Tuesday, July 2, 2002
State High Court Clarifies Rules on Transferred Intent
By KENNETH OFGANG, Staff Writer/Appellate Courts
A defendant who attempted to kill a specific victim cannot be convicted of the attempted murder of bystanders on the basis of the transferred-intent doctrine, the state Supreme Court ruled yesterday.
While a defendant may be convicted of multiple murders even when there is only one intended victim “the doctrine does not apply to an inchoate crime like attempted murder,” Justice Ming Chin explained.
“A person who intends to kill only one is guilty of the attempted (or completed) murder of that one but not also of the attempted murder of others the person did not intend to kill,” the jurist elaborated. “Thus, in this case, whether defendant is guilty of the attempted murder of the two surviving victims depends on his mental state as to those victims and not on his mental state as to the intended victim.”
In a 5-2 decision, the justices confirmed the convictions of Jomo K. Bland, a member of the Insane Crips gang, on charges of murdering a member of the Rolling 20’s Crips by shooting into his car, and of the attempted murders of two passengers. The court’s majority concluded that Los Angeles Superior Court jurors were adequately instructed on attempted murder and were not misled by Judge Bradford L. Andrews’ instructions on transferred intent.

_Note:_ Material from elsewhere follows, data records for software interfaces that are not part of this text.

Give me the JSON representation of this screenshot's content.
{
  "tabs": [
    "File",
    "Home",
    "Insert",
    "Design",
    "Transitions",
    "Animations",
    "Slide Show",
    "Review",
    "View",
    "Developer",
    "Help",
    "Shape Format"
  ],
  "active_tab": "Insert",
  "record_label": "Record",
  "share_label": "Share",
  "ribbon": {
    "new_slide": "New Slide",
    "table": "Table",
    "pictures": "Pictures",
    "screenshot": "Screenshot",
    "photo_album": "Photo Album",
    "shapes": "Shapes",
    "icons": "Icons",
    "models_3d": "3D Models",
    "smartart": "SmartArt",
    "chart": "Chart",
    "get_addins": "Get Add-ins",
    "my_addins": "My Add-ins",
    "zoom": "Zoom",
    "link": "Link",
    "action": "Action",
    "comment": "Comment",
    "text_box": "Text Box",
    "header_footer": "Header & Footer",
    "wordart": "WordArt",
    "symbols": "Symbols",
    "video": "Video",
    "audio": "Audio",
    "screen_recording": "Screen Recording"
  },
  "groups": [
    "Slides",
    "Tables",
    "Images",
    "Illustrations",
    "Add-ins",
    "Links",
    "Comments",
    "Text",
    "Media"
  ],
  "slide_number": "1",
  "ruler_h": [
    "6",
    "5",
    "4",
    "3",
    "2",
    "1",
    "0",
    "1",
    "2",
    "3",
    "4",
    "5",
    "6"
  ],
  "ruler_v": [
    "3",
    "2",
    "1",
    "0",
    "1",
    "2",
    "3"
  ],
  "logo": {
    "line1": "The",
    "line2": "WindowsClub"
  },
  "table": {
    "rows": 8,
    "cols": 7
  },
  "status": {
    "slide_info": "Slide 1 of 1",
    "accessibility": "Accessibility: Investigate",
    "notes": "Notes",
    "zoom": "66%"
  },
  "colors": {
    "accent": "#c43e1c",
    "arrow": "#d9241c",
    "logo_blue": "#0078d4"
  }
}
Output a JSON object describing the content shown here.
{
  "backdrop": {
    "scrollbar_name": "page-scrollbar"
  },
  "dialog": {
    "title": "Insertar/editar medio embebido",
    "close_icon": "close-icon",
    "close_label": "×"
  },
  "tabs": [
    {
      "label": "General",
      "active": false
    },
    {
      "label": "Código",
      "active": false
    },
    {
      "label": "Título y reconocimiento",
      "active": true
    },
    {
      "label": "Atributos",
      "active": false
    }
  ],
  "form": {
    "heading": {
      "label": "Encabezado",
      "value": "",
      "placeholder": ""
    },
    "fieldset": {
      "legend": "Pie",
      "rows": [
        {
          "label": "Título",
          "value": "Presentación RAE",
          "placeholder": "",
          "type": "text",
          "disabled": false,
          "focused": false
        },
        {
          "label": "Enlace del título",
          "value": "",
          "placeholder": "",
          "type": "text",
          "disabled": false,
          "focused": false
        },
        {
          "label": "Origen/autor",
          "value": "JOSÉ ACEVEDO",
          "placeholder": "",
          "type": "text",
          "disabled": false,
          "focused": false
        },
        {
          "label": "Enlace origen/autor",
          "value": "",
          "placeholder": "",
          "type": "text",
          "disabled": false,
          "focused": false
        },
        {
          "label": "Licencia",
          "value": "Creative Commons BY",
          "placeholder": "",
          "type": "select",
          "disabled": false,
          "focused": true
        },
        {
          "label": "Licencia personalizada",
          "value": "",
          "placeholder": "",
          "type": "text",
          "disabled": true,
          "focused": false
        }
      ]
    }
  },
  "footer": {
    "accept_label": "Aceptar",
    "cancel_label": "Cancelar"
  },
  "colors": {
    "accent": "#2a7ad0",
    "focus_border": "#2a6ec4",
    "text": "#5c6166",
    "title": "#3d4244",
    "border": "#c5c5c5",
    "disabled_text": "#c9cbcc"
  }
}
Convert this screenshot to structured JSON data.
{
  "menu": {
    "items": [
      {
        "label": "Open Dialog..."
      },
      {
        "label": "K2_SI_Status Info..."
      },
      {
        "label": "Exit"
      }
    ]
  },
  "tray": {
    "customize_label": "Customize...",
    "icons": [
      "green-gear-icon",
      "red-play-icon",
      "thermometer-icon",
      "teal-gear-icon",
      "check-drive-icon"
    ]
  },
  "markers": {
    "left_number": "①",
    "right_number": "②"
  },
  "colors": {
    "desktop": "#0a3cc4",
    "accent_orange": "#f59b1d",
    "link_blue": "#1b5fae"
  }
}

Witnesses testified that the dead man, Kenneth “Kebo” Wilson, was driving through Long Beach when he stopped at the sight of Bland and another man, who had a gun. Wilson was asked to get out of the car and talk, but advised the pair that his passengers were not gang members and that he would return after he dropped them off.
Bland, according to the testimony, approached the driver’s side of the car, said, “So you Kebo from 20’s,” and started shooting. Wilson started to drive away, but Bland and the other man fired at the car, which crashed into a pole.
Wilson died of a gunshot wound to the chest. Both passengers were hit, but recovered.
Jurors, who were given the standard instructions on attempted murder and on transferred intent, convicted on all counts. But a divided panel in Div. One of this district’s Court of Appeal reversed on the ground that the transferred intent instructions were erroneous.
Chin disagreed. “Whether one conceptualizes the matter by saying that the intent to kill the intended target transfers to others also killed, or by saying that intent to kill need not be directed at a specific person, the result is the same: assuming legal causation, a person maliciously intending to kill is guilty of the murder of all persons actually killed. If the intent is premeditated, the murder or murders are first degree,” the jurist wrote.
The justice pointed out that a 1984 Court of Appeal decision, which held that transferred intent does not apply at all when the target crime is completed as to the intended victim, has not been “treated…kindly” by courts in other states. Most jurisdictions, do not “give the defendant a discount on the second and subsequent victims of his intentional conduct,” Chin quoted the Connecticut Supreme Court.
But that reasoning does not apply to a crime, such as attempted murder, which requires no physical injury to the victim, the justice continued.
“The world contains many people a murderous assailant does not intend to kill. Obviously, intent to kill one person cannot transfer to the entire world. But how can a jury rationally decide which of many persons the defendant did not intend to kill were attempted murder victims on a transferred intent theory? To how many unintended persons can an intent to kill be transferred? Just as acts with implied malice constitute murder of anyone actually killed, but not attempted murder of others, so, too, acts with the intent to kill one person constitute murder of anyone actually killed, but not attempted murder of others.”
But while the intent to kill Wilson does not transfer to his passengers, Chin went on to say, there was sufficient evidence to infer that Bland intended to kill them as well.
Chin was joined by Chief Justice Ronald M. George, Justice Marvin Baxter, and Justice Kathryn M. Werdegar.
Justice Joyce L. Kennard, joined by Justice Carlos Moreno, dissented.
The jury, she reasoned, may have believed that CALJIC No. 8.65, the standard instruction on transferred intent, applied to attempted murder as well as to murder, which the prosecutor argued to be the case.
“If the prosecutor, a professional trained and experienced in criminal law, incorrectly believed that the instruction applied to attempted murder, it is difficult to fathom the majority’s conclusion that a jury of lay individuals would correctly apply to the facts in this case the complex legal principles contained in the instruction on transferred intent,” Kennard wrote.
The appeal was argued in the Supreme Court by Mark L. Christiansen of Palm Desert for the defendant and Deputy Attorney General Noah P. Hill for the state.
The case is People v. Bland, 02 S.O.S. 3356
Copyright 2002, Metropolitan News Company